“I’m not going to pretend that that’s not the case,” he said when asked about this recently.
Richie Porte of Sky was said to be attending but his team decided he would be required to help Christopher Froome defend his Tour de France title, something neither Porte nor Vegni are overly thrilled about.
For Porte, the Giro 2014 offered his best chance yet to claim a Grand Tour to his palmares, and the decision may force him to leave Sky in search of that elusive title in 2015.
Vegni made his thoughts on the move crystal clear, though there was little he could do about it.
“Sure they had some problems but in terms of moving someone who was supposed to ride the Giro to the Tour, to be honest I didn’t like that very much,” Vegni said.
The fact that Vegni is ruing the absence of Porte, who though a decent candidate for the Pink Jersey is not yet considered a rider in the class of the established contenders, speaks volumes about the lack of big hitters in the 2014 edition.
Despite Evans being in the line-up (with a decent chance this year, it must be said), the two main contenders will be Nairo Quintana and Joaquim Rodríguez, neither of whom has ever won a Grand Tour.
Specialisation (for which Mr. Armstrong has a lot to answer for) has not helped either, with riders eschewing the traditional method of racing whenever possible for focused training. Someone needs to tell these guys though that winning once a year does not a legend make, even if it is the Tour, and that pertains not just to the Giro but a host of other races on the calendar.
One major factor in the lack of household names is that the Tour of California, which starts two days after the Giro on May 11, has attracted its strongest field ever. Taylor Phinney and Greg Van Avermaet of BMC will be there, as will Tom Boonen, Cavendish, Thor Hushovd, Bradley Wiggins, Peter Sagan, John Degenkolb and Niki Terpstra.
Others such as Froome and Contador will be away preparing for the Tour de France.
These things do go in cycles, but the fact that the Giro now has competition from California and that the race often lacks the top names for successive years cannot be avoided.
Two other factors that make the race less appealing to those focusing on the Tour are the length of the race and the scheduling. The Tour of California features just eight stages over 1156km, whereas the Giro runs at 21 stages over 3446km. Recovering from the American race is therefore far less taxing.
“We need to revise the schedule to ensure that the best riders are racing the biggest races,” Vegni said. “With the calendar as is, that will never be possible.
“As it stands now, for the most part whoever rides the Giro doesn’t ride the Tour, and vice versa. We’re moving forward with the reforms but with great difficulty.”

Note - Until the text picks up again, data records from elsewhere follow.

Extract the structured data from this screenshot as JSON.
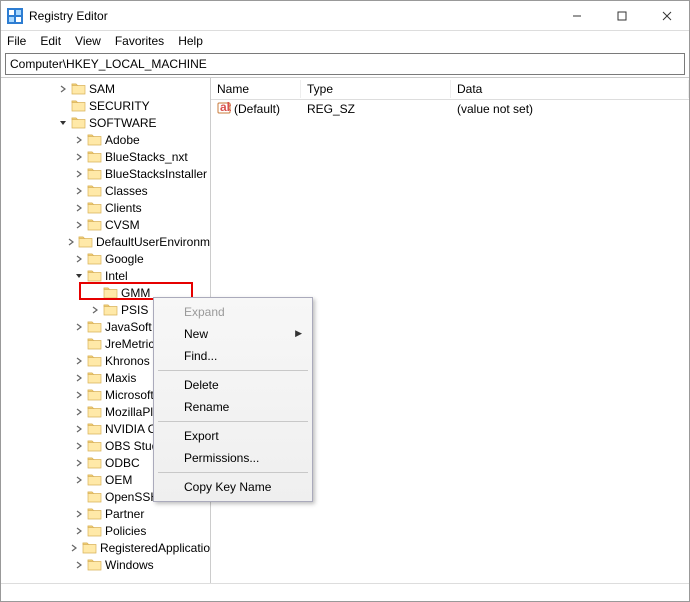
{
  "window": {
    "title": "Registry Editor"
  },
  "menu": {
    "file": "File",
    "edit": "Edit",
    "view": "View",
    "favorites": "Favorites",
    "help": "Help"
  },
  "address": "Computer\\HKEY_LOCAL_MACHINE",
  "list": {
    "headers": {
      "name": "Name",
      "type": "Type",
      "data": "Data"
    },
    "rows": [
      {
        "name": "(Default)",
        "type": "REG_SZ",
        "data": "(value not set)"
      }
    ]
  },
  "tree": {
    "sam": "SAM",
    "security": "SECURITY",
    "software": "SOFTWARE",
    "adobe": "Adobe",
    "bluestacks_nxt": "BlueStacks_nxt",
    "bluestacksinstaller": "BlueStacksInstaller",
    "classes": "Classes",
    "clients": "Clients",
    "cvsm": "CVSM",
    "defaultuserenv": "DefaultUserEnvironm",
    "google": "Google",
    "intel": "Intel",
    "gmm": "GMM",
    "psis": "PSIS",
    "javasoft": "JavaSoft",
    "jremetrics": "JreMetrics",
    "khronos": "Khronos",
    "maxis": "Maxis",
    "microsoft": "Microsoft",
    "mozillaplug": "MozillaPlug",
    "nvidiacor": "NVIDIA Cor",
    "obsstudio": "OBS Studio",
    "odbc": "ODBC",
    "oem": "OEM",
    "openssh": "OpenSSH",
    "partner": "Partner",
    "policies": "Policies",
    "registeredapp": "RegisteredApplicatio",
    "windows": "Windows"
  },
  "ctx": {
    "expand": "Expand",
    "new": "New",
    "find": "Find...",
    "delete": "Delete",
    "rename": "Rename",
    "export": "Export",
    "permissions": "Permissions...",
    "copykeyname": "Copy Key Name"
  }
}
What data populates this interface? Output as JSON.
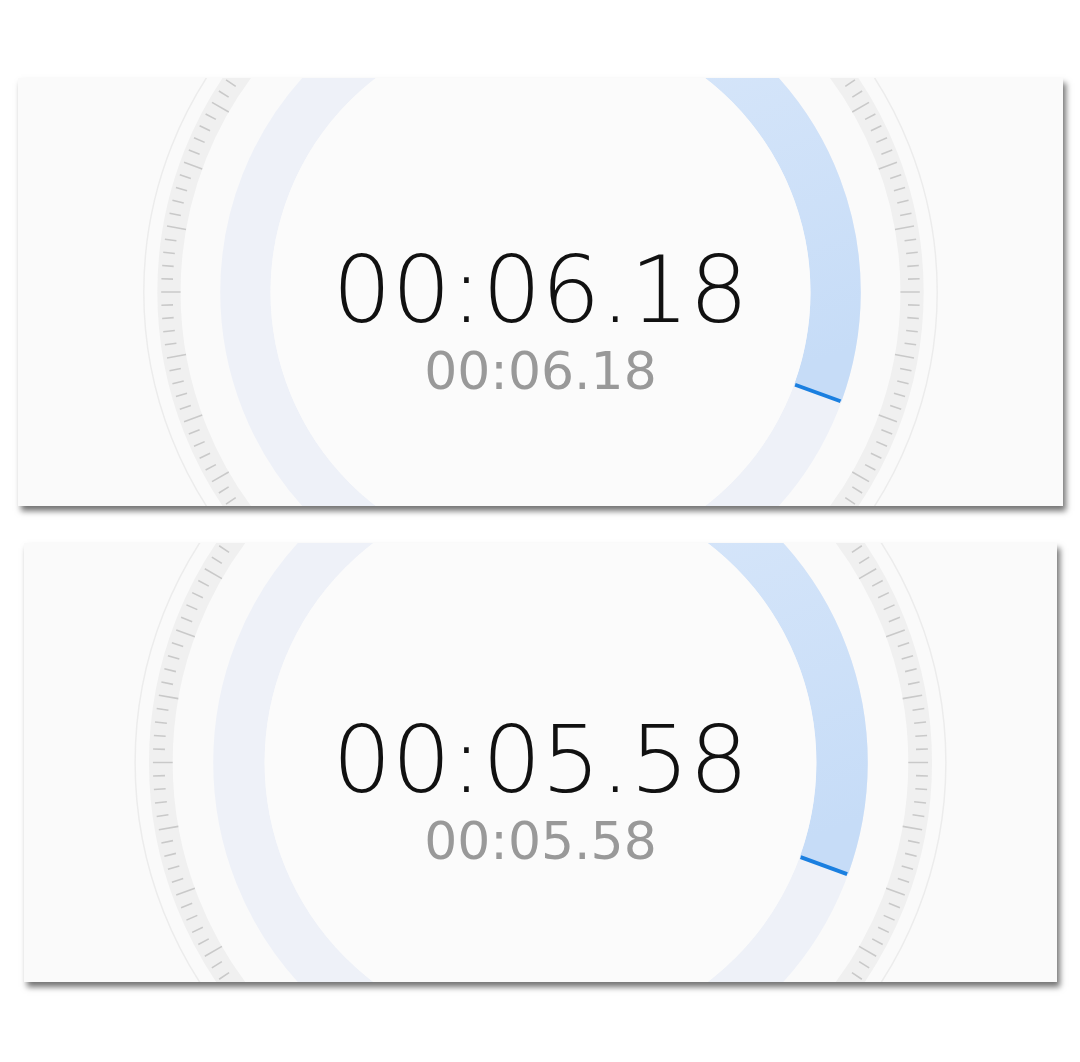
{
  "stopwatches": [
    {
      "elapsed": "00:06.18",
      "lap": "00:06.18"
    },
    {
      "elapsed": "00:05.58",
      "lap": "00:05.58"
    }
  ]
}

So is the solution to move the Giro ahead, so it is run at least partly in April? Vegni points out the impossibility of that from his point of view, as that could result in even more adverse weather conditions than were witnessed in 2013.
A shorter race? Do that and you lose the essence of the Giro, and it is then in danger of no longer being a true Grand Tour.
Reading between the lines, it seems that Vegni is seeking a move for the Tour of California not the Giro, which makes sense.
Why not have the California race sometime around the Vuelta a Espana?
Then the riders will have the option of racing a shorter event and we won’t have to see the big names drop out of the Vuelta midway through to rest before the Worlds. Those who want to win the GC in Spain will still have the opportunity with a decent field to ride against.
Sure, even if the Tour of California was moved, the big GC guys for the Tour would in all probability still skip it to prepare more selectively for France. But at least the sprinters and all-rounders – men like Hushovd, Boonen and Van Avermaet – would probably make an appearance at the Giro.
It would be a travesty if the Giro were to go the way of the Vuelta, with dwindling crowds, severely diminished fields and a drop in interest from the television companies.
I feel the Giro is the best Grand Tour of the lot, far more robust than the Vuelta and with less of the circus feel that permeates the Tour. If it needs a helping hand to attract the bigger names, the UCI could do far worse than to provide that.